The structures are simple, rectilinear cubes designed to be very efficient in the use of square footage. Rawlings says this is in keeping with the Red Book's concepts of effective building maintenance and operation. "We were able to take a lot of those concepts and build them into these cubes a lot easier than if we'd used a different physical approach," he says. The straightforward design also allowed more of the project budget to go toward programming the medical center, rather than just getting it built.
Major service areas
For the most part, the buildings have a minimal number of exterior windows. The spine stands out as the primary glazed element on campus. "People can see it, and when they're walking through it, they can see outside and know where they're going. It forms a natural entry point to the campus," Rawlings says. Courtyards between buildings provide additional light and views, as well as an outdoor experience for patients and staff that is protected from the desert sun.
The outpatient center features a three-story atrium topped with a skylight, with clinics on either side of the atrium. This design is meant to help a high volume of patients move through the building each day. The clinics — except for those that require specialized equipment — are built to a modular layout to allow the VA to relocate clinics within the building as needed. "We've tried to build that flexibility in, allowing us to adapt to change quickly," Stern says.
The chassis of the inpatient building's diagnostic and treatment block is designed to adapt to future technology. RTKL equipment planners worked to create a limited number of room designs that will allow the VA to move medical equipment in and out over the life of the building without having to tear down walls, Rawlings says. The inpatient units are arranged in a basic racetrack formation, with patient rooms designed to be flexible, clean and efficient.
The mental health facility includes community-oriented spaces that give patients places to meet and talk together outside their individual rooms.
The administrative and education building features an exterior plaza and large auditorium with advanced media and training capabilities. This building serves as a community space and staff recruitment tool. "In health care, you have to be on the forefront of education in order to attract and retain the best staff," Stern says.
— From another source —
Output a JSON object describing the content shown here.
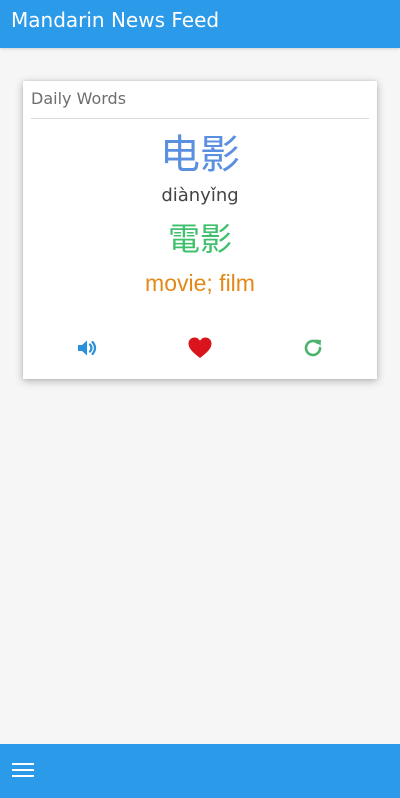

The long-term care facility is surrounded by gardens on all four sides. This building was master-planned and conceptualized by RTKL and JMA, and constructed as a design-build element by the project's general contractor, a joint venture between Clark Construction Group, Bethesda, Md., and Hunt Construction Group, Scottsdale, Ariz. The design follows the VA's newly completed planning guidelines for long-term care facilities.
Meeting unique needs
The consolidated medical center enables the VA "to provide care in a state-of-the-art facility with top-quality equipment and furnishings and first-rate staff, to meet the unique needs of the veteran," Stern says. "This new facility supports delivery of care into the future and allows us to keep the promise of the VA, 'To care for him who shall have borne the battle and for his widow and his orphan.'"
Amy Eagle is a freelance writer based in Homewood, Ill., who specializes in heath care-related topics. She is a regular contributor to Health Facilities Management.
Sidebar - Wayfinding strategies make large campus clear
Sidebar - Master plan and materials aim for project longevity
Sidebar - SPEC SHEET